Each line of the entries below that holds "instances" is needed, copied in full.
Start of LISTED ENTRIES
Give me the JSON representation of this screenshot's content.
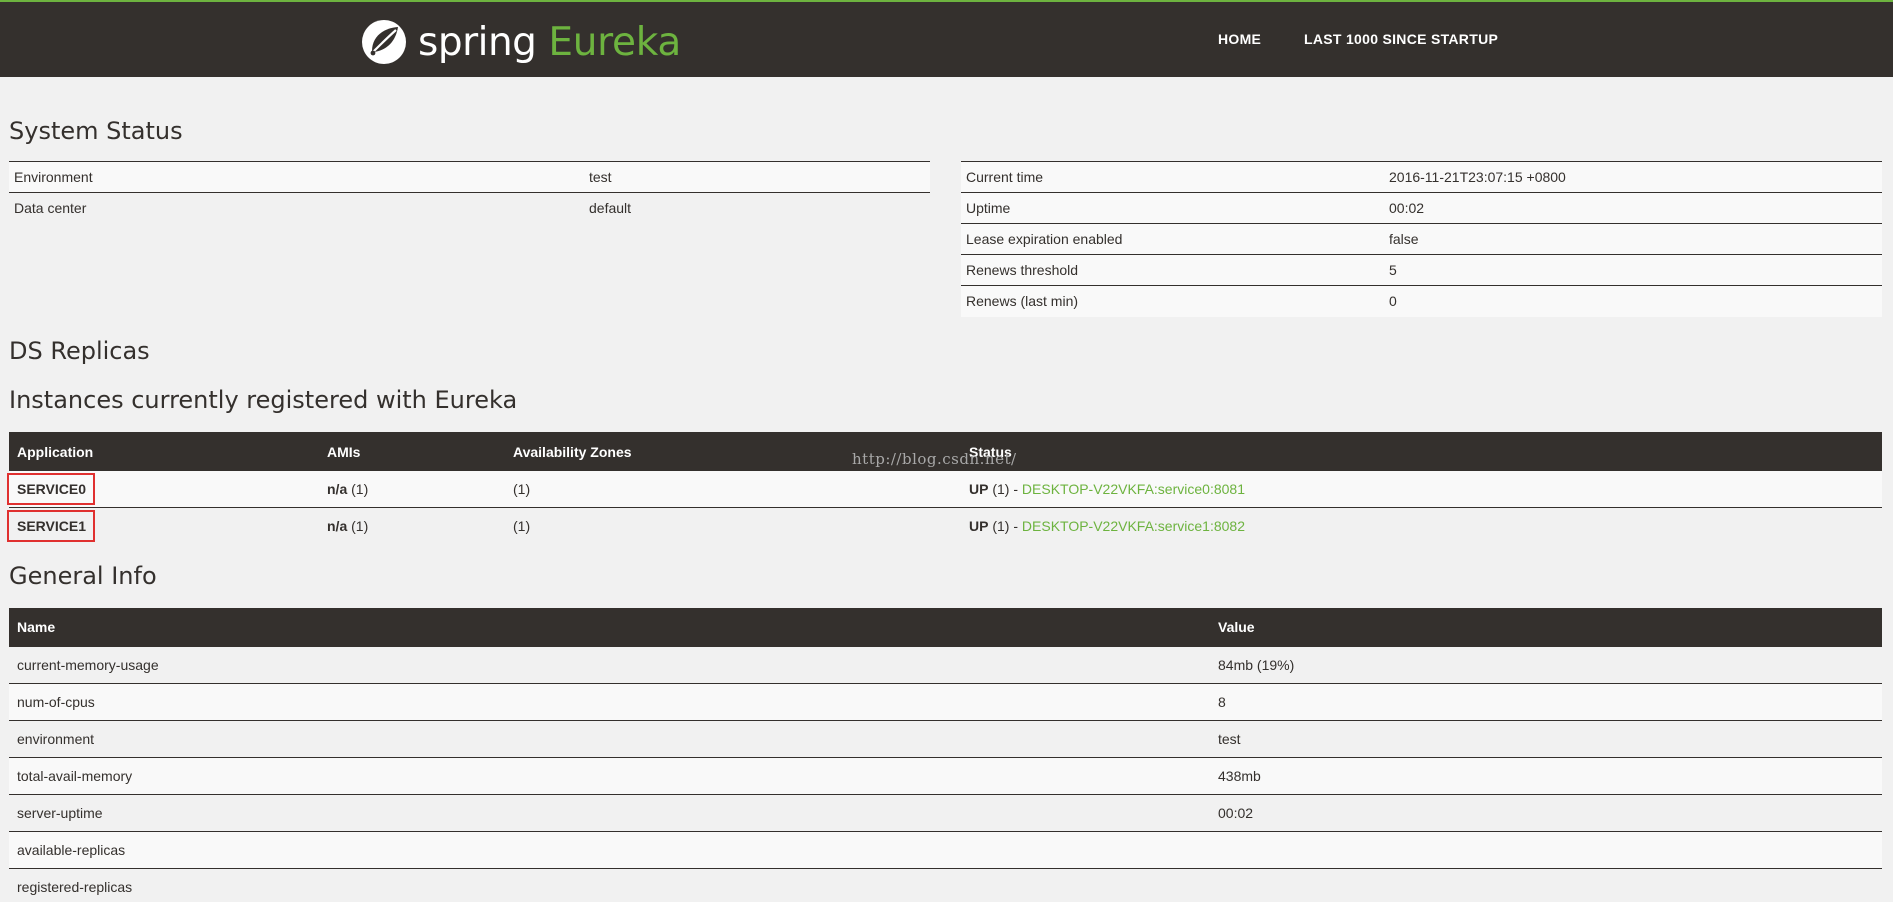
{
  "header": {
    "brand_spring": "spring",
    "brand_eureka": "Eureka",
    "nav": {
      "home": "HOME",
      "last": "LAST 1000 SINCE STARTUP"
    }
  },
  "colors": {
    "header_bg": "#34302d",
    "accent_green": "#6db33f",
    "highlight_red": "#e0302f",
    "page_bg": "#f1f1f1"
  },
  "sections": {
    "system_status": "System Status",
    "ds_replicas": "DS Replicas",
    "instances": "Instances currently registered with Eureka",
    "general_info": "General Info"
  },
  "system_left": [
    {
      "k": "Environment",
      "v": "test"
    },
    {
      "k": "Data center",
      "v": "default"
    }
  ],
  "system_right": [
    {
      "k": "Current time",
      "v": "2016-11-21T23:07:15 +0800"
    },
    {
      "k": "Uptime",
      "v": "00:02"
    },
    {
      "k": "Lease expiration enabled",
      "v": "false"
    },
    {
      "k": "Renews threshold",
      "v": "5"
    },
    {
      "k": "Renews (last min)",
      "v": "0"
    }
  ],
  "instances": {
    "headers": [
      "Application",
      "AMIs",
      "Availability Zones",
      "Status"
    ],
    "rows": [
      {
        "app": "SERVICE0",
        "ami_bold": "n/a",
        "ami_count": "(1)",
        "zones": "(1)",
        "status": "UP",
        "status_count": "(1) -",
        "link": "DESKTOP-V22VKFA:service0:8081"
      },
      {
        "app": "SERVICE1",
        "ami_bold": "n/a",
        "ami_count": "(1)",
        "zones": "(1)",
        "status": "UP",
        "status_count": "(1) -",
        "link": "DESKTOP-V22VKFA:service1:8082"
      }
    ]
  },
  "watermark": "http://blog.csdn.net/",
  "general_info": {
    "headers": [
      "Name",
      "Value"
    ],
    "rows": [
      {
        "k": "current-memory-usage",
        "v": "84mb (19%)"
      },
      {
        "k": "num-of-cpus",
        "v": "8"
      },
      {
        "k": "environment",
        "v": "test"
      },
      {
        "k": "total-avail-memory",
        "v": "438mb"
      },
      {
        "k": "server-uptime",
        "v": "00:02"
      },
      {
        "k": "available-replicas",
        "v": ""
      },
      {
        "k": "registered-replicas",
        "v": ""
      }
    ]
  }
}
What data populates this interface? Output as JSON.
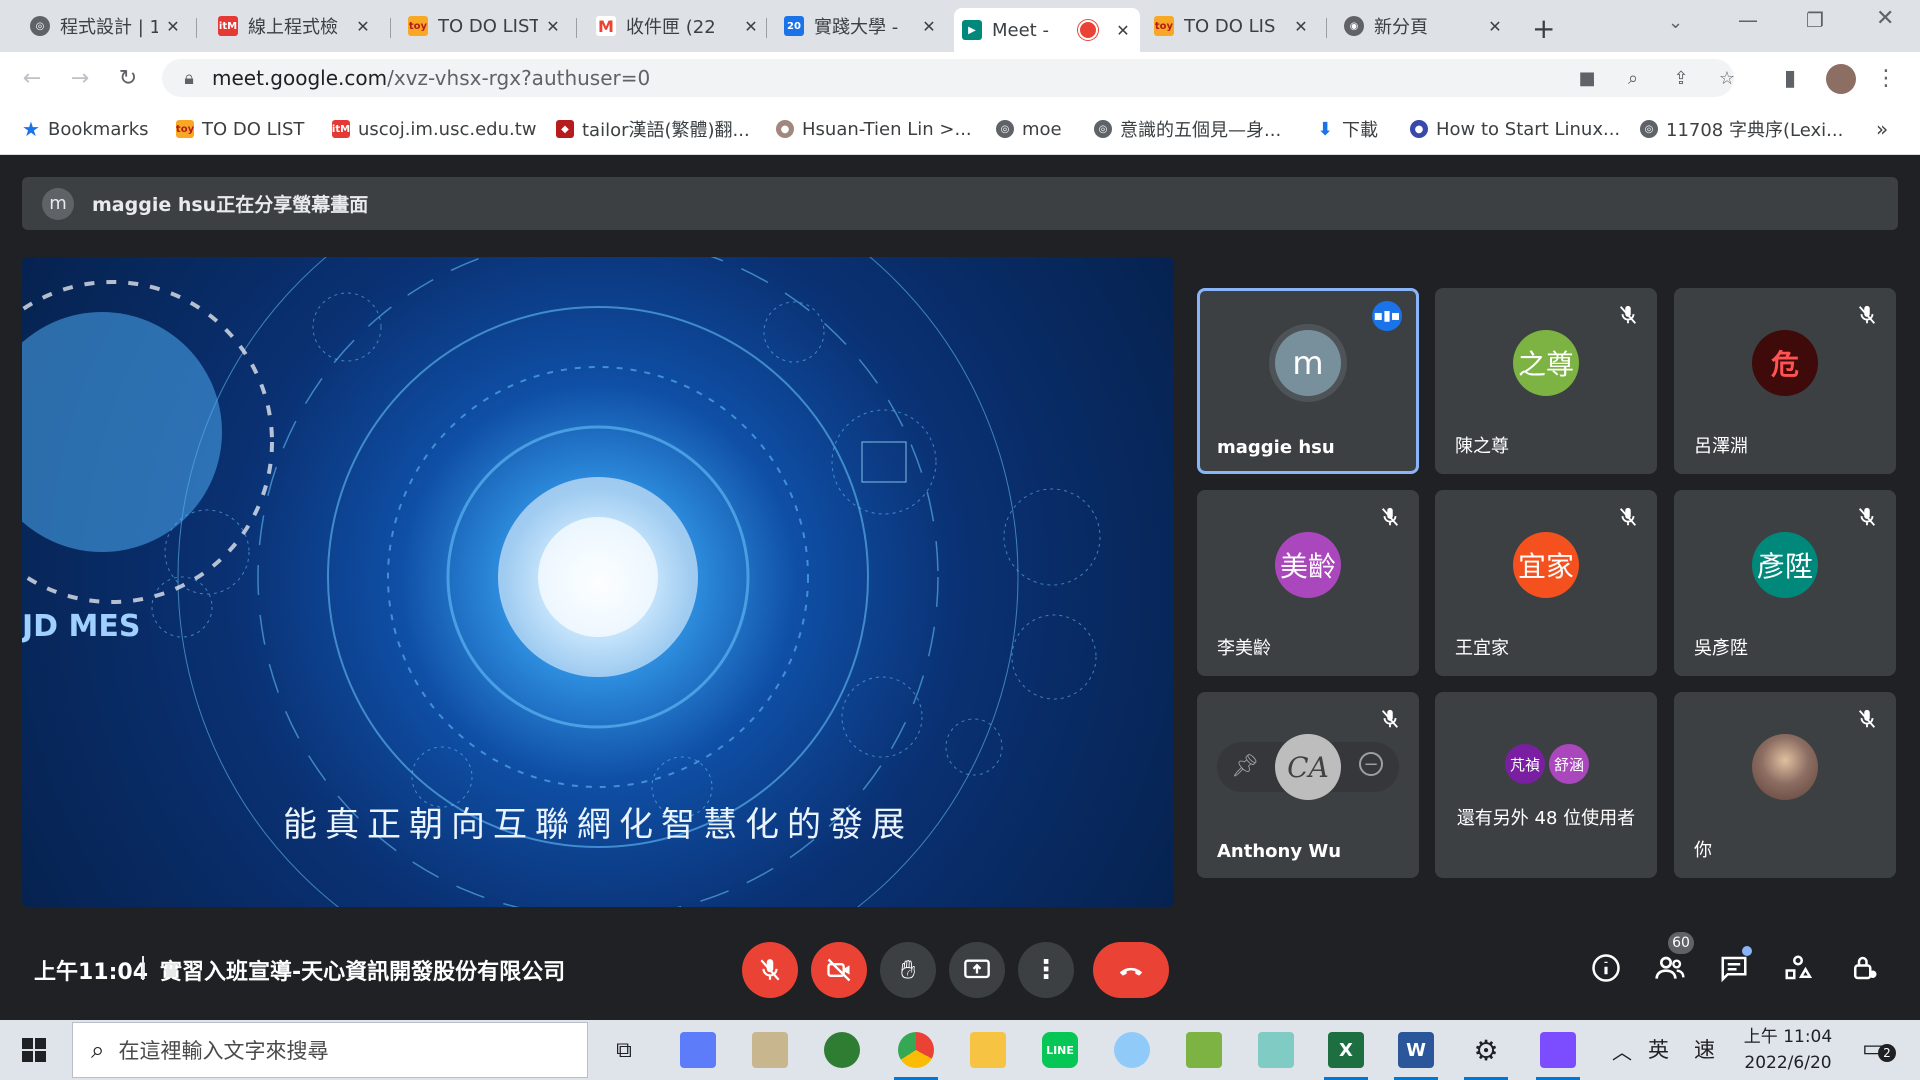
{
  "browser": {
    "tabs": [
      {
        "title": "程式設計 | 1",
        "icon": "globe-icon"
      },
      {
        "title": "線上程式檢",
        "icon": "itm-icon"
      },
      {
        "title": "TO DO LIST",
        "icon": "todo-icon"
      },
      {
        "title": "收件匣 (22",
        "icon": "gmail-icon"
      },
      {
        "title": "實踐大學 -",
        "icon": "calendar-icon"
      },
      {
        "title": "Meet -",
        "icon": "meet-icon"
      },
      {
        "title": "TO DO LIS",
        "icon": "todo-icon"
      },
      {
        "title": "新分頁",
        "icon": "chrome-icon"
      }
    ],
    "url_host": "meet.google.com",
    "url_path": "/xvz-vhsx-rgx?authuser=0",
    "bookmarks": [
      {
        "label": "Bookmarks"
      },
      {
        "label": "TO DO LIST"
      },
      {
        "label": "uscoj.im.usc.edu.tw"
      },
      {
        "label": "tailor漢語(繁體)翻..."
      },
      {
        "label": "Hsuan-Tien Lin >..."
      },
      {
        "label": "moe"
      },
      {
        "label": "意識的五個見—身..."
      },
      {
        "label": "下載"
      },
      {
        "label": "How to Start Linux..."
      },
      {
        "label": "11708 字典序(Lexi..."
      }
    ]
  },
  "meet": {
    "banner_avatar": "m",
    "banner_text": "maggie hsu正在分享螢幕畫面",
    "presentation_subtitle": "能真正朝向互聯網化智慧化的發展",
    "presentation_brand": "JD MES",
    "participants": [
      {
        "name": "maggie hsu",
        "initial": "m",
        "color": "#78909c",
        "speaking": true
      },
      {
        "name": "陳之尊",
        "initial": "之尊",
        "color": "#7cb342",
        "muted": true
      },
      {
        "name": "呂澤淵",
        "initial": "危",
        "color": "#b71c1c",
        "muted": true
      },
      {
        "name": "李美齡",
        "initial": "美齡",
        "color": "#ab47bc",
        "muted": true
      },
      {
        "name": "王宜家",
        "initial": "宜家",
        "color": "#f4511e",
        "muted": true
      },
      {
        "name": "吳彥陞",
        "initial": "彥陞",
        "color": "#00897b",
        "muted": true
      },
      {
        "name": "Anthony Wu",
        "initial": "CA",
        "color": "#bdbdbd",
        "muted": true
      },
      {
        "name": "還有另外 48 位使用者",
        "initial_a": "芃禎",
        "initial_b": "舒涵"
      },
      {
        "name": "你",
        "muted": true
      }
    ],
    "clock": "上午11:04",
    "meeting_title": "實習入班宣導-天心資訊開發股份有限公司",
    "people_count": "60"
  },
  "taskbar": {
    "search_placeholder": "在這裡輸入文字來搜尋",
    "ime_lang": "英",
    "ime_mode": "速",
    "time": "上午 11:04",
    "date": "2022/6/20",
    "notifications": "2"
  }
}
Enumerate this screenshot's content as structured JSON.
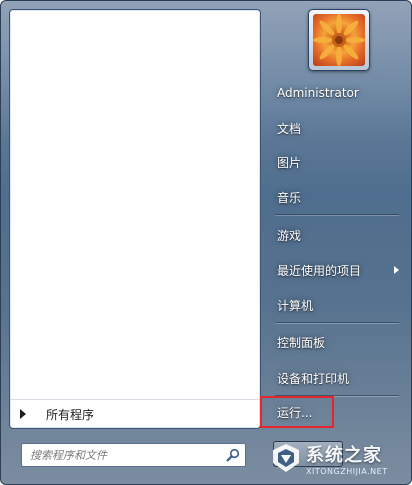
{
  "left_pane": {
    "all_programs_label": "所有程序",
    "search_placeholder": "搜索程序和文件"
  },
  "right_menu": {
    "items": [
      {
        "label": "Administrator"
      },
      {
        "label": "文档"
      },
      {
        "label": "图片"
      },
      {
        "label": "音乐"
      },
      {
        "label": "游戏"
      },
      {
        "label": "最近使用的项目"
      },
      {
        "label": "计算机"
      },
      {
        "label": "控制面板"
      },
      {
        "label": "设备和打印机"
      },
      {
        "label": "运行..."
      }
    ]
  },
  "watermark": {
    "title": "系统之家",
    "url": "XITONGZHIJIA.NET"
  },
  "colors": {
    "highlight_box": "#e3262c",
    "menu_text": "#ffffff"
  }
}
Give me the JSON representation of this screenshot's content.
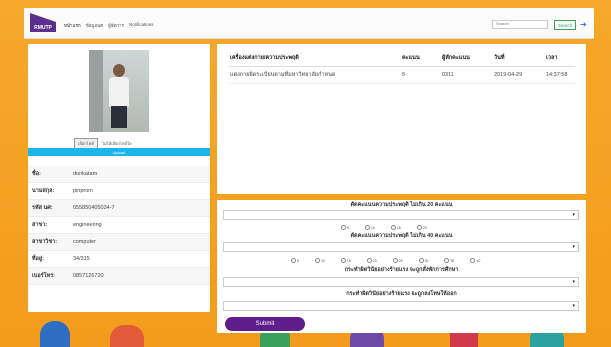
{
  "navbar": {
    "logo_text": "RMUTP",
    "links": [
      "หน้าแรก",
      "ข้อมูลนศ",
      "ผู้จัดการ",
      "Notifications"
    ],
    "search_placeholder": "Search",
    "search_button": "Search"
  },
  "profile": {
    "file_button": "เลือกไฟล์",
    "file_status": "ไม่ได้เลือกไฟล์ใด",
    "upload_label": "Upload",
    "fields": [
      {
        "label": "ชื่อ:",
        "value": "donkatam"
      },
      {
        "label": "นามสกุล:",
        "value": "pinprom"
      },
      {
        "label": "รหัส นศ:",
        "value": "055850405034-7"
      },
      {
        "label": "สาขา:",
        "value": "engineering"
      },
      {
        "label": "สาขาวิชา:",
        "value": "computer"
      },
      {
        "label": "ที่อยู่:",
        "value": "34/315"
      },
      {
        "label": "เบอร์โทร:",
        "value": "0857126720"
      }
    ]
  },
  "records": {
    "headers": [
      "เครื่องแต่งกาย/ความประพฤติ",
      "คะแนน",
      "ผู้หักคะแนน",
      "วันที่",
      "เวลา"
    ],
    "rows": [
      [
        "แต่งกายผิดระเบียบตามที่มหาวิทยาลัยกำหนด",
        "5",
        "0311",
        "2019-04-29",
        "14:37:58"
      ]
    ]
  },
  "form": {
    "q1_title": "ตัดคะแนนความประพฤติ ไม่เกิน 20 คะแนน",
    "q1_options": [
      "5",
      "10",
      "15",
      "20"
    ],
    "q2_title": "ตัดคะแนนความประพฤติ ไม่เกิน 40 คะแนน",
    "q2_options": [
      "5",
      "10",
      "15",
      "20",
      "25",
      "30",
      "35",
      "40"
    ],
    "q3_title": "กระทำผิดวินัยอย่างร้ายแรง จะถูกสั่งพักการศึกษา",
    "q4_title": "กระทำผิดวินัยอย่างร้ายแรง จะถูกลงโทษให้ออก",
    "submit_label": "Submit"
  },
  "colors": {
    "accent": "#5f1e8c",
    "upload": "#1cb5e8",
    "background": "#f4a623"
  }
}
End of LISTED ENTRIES
SOLVED EXERCISE:
    "instances": "Instances currently registered with Eureka",
  "instances": {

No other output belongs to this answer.